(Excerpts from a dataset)
######

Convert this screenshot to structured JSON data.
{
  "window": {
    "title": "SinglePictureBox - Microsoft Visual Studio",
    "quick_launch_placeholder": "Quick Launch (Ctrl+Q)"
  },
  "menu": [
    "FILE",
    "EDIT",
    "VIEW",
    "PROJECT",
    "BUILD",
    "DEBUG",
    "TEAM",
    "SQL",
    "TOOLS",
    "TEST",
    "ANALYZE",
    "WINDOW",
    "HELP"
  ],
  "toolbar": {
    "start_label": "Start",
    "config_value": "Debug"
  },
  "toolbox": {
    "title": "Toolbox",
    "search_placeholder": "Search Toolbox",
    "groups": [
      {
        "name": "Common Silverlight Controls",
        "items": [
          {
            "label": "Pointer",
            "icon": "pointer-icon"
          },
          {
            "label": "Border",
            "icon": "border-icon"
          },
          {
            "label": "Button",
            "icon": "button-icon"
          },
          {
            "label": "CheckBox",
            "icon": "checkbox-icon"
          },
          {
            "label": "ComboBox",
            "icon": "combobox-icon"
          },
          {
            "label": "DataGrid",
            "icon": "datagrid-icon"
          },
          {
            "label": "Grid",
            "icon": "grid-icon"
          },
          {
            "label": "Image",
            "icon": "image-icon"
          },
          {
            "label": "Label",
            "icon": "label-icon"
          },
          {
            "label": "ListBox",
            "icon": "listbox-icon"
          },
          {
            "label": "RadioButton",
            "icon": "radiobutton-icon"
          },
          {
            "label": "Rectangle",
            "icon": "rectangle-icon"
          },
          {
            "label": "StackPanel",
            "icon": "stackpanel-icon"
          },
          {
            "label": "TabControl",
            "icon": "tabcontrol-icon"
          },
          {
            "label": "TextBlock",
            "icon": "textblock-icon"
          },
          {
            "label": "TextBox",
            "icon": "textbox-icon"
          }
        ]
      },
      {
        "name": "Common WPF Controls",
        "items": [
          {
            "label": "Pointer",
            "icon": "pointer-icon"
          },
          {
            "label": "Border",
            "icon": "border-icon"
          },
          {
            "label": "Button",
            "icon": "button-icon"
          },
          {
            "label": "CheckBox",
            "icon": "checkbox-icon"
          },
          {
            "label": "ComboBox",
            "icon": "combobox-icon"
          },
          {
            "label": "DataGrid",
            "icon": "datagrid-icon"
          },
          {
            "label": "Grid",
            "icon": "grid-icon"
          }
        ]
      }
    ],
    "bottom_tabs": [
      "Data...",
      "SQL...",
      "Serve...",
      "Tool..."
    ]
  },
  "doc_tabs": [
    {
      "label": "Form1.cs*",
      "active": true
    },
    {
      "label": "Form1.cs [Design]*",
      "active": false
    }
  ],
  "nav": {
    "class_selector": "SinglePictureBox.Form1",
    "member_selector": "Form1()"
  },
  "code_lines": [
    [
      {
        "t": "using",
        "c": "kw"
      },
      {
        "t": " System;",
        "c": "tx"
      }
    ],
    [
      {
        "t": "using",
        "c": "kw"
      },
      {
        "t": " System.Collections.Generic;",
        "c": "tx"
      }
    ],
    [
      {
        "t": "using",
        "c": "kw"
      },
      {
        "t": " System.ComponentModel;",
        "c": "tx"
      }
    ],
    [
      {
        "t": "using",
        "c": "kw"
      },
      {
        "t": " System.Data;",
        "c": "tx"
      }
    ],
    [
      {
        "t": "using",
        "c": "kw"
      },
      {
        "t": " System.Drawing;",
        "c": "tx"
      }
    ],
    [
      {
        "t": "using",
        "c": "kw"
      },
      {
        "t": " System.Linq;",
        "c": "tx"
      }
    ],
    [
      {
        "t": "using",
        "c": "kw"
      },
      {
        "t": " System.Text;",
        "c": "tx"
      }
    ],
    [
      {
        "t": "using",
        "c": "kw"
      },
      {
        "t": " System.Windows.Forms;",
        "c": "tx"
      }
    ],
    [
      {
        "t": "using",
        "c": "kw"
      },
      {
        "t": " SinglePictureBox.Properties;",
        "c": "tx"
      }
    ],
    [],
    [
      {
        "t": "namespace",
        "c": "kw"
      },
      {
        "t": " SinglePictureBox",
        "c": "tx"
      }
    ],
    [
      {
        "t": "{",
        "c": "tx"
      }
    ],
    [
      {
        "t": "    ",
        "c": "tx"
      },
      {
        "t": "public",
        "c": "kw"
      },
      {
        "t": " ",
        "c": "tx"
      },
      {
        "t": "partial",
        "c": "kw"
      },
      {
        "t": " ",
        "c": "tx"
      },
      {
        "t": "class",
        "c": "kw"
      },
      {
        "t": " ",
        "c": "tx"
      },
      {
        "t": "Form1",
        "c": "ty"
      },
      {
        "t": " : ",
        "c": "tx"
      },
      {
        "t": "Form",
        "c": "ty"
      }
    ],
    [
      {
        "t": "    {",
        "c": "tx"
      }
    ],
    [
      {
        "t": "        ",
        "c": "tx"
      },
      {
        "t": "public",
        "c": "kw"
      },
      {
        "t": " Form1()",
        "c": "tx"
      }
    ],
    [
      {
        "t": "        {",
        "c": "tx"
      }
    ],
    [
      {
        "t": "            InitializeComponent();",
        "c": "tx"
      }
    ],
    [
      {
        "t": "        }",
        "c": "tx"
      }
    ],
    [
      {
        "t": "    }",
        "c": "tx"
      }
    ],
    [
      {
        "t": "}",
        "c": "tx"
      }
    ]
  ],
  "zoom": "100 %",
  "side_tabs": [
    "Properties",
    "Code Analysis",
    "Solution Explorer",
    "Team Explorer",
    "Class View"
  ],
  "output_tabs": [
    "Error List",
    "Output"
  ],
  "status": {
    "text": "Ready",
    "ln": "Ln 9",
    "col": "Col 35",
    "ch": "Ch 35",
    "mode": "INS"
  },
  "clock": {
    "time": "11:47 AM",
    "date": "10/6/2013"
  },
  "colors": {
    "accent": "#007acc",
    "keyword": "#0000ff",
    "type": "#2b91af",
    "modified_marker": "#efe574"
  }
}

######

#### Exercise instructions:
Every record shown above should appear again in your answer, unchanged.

#### Answer space:
Convert this screenshot to structured JSON data.
{
  "window": {
    "title": "SinglePictureBox - Microsoft Visual Studio",
    "quick_launch_placeholder": "Quick Launch (Ctrl+Q)"
  },
  "menu": [
    "FILE",
    "EDIT",
    "VIEW",
    "PROJECT",
    "BUILD",
    "DEBUG",
    "TEAM",
    "SQL",
    "TOOLS",
    "TEST",
    "ANALYZE",
    "WINDOW",
    "HELP"
  ],
  "toolbar": {
    "start_label": "Start",
    "config_value": "Debug"
  },
  "toolbox": {
    "title": "Toolbox",
    "search_placeholder": "Search Toolbox",
    "groups": [
      {
        "name": "Common Silverlight Controls",
        "items": [
          {
            "label": "Pointer",
            "icon": "pointer-icon"
          },
          {
            "label": "Border",
            "icon": "border-icon"
          },
          {
            "label": "Button",
            "icon": "button-icon"
          },
          {
            "label": "CheckBox",
            "icon": "checkbox-icon"
          },
          {
            "label": "ComboBox",
            "icon": "combobox-icon"
          },
          {
            "label": "DataGrid",
            "icon": "datagrid-icon"
          },
          {
            "label": "Grid",
            "icon": "grid-icon"
          },
          {
            "label": "Image",
            "icon": "image-icon"
          },
          {
            "label": "Label",
            "icon": "label-icon"
          },
          {
            "label": "ListBox",
            "icon": "listbox-icon"
          },
          {
            "label": "RadioButton",
            "icon": "radiobutton-icon"
          },
          {
            "label": "Rectangle",
            "icon": "rectangle-icon"
          },
          {
            "label": "StackPanel",
            "icon": "stackpanel-icon"
          },
          {
            "label": "TabControl",
            "icon": "tabcontrol-icon"
          },
          {
            "label": "TextBlock",
            "icon": "textblock-icon"
          },
          {
            "label": "TextBox",
            "icon": "textbox-icon"
          }
        ]
      },
      {
        "name": "Common WPF Controls",
        "items": [
          {
            "label": "Pointer",
            "icon": "pointer-icon"
          },
          {
            "label": "Border",
            "icon": "border-icon"
          },
          {
            "label": "Button",
            "icon": "button-icon"
          },
          {
            "label": "CheckBox",
            "icon": "checkbox-icon"
          },
          {
            "label": "ComboBox",
            "icon": "combobox-icon"
          },
          {
            "label": "DataGrid",
            "icon": "datagrid-icon"
          },
          {
            "label": "Grid",
            "icon": "grid-icon"
          }
        ]
      }
    ],
    "bottom_tabs": [
      "Data...",
      "SQL...",
      "Serve...",
      "Tool..."
    ]
  },
  "doc_tabs": [
    {
      "label": "Form1.cs*",
      "active": true
    },
    {
      "label": "Form1.cs [Design]*",
      "active": false
    }
  ],
  "nav": {
    "class_selector": "SinglePictureBox.Form1",
    "member_selector": "Form1()"
  },
  "code_lines": [
    [
      {
        "t": "using",
        "c": "kw"
      },
      {
        "t": " System;",
        "c": "tx"
      }
    ],
    [
      {
        "t": "using",
        "c": "kw"
      },
      {
        "t": " System.Collections.Generic;",
        "c": "tx"
      }
    ],
    [
      {
        "t": "using",
        "c": "kw"
      },
      {
        "t": " System.ComponentModel;",
        "c": "tx"
      }
    ],
    [
      {
        "t": "using",
        "c": "kw"
      },
      {
        "t": " System.Data;",
        "c": "tx"
      }
    ],
    [
      {
        "t": "using",
        "c": "kw"
      },
      {
        "t": " System.Drawing;",
        "c": "tx"
      }
    ],
    [
      {
        "t": "using",
        "c": "kw"
      },
      {
        "t": " System.Linq;",
        "c": "tx"
      }
    ],
    [
      {
        "t": "using",
        "c": "kw"
      },
      {
        "t": " System.Text;",
        "c": "tx"
      }
    ],
    [
      {
        "t": "using",
        "c": "kw"
      },
      {
        "t": " System.Windows.Forms;",
        "c": "tx"
      }
    ],
    [
      {
        "t": "using",
        "c": "kw"
      },
      {
        "t": " SinglePictureBox.Properties;",
        "c": "tx"
      }
    ],
    [],
    [
      {
        "t": "namespace",
        "c": "kw"
      },
      {
        "t": " SinglePictureBox",
        "c": "tx"
      }
    ],
    [
      {
        "t": "{",
        "c": "tx"
      }
    ],
    [
      {
        "t": "    ",
        "c": "tx"
      },
      {
        "t": "public",
        "c": "kw"
      },
      {
        "t": " ",
        "c": "tx"
      },
      {
        "t": "partial",
        "c": "kw"
      },
      {
        "t": " ",
        "c": "tx"
      },
      {
        "t": "class",
        "c": "kw"
      },
      {
        "t": " ",
        "c": "tx"
      },
      {
        "t": "Form1",
        "c": "ty"
      },
      {
        "t": " : ",
        "c": "tx"
      },
      {
        "t": "Form",
        "c": "ty"
      }
    ],
    [
      {
        "t": "    {",
        "c": "tx"
      }
    ],
    [
      {
        "t": "        ",
        "c": "tx"
      },
      {
        "t": "public",
        "c": "kw"
      },
      {
        "t": " Form1()",
        "c": "tx"
      }
    ],
    [
      {
        "t": "        {",
        "c": "tx"
      }
    ],
    [
      {
        "t": "            InitializeComponent();",
        "c": "tx"
      }
    ],
    [
      {
        "t": "        }",
        "c": "tx"
      }
    ],
    [
      {
        "t": "    }",
        "c": "tx"
      }
    ],
    [
      {
        "t": "}",
        "c": "tx"
      }
    ]
  ],
  "zoom": "100 %",
  "side_tabs": [
    "Properties",
    "Code Analysis",
    "Solution Explorer",
    "Team Explorer",
    "Class View"
  ],
  "output_tabs": [
    "Error List",
    "Output"
  ],
  "status": {
    "text": "Ready",
    "ln": "Ln 9",
    "col": "Col 35",
    "ch": "Ch 35",
    "mode": "INS"
  },
  "clock": {
    "time": "11:47 AM",
    "date": "10/6/2013"
  },
  "colors": {
    "accent": "#007acc",
    "keyword": "#0000ff",
    "type": "#2b91af",
    "modified_marker": "#efe574"
  }
}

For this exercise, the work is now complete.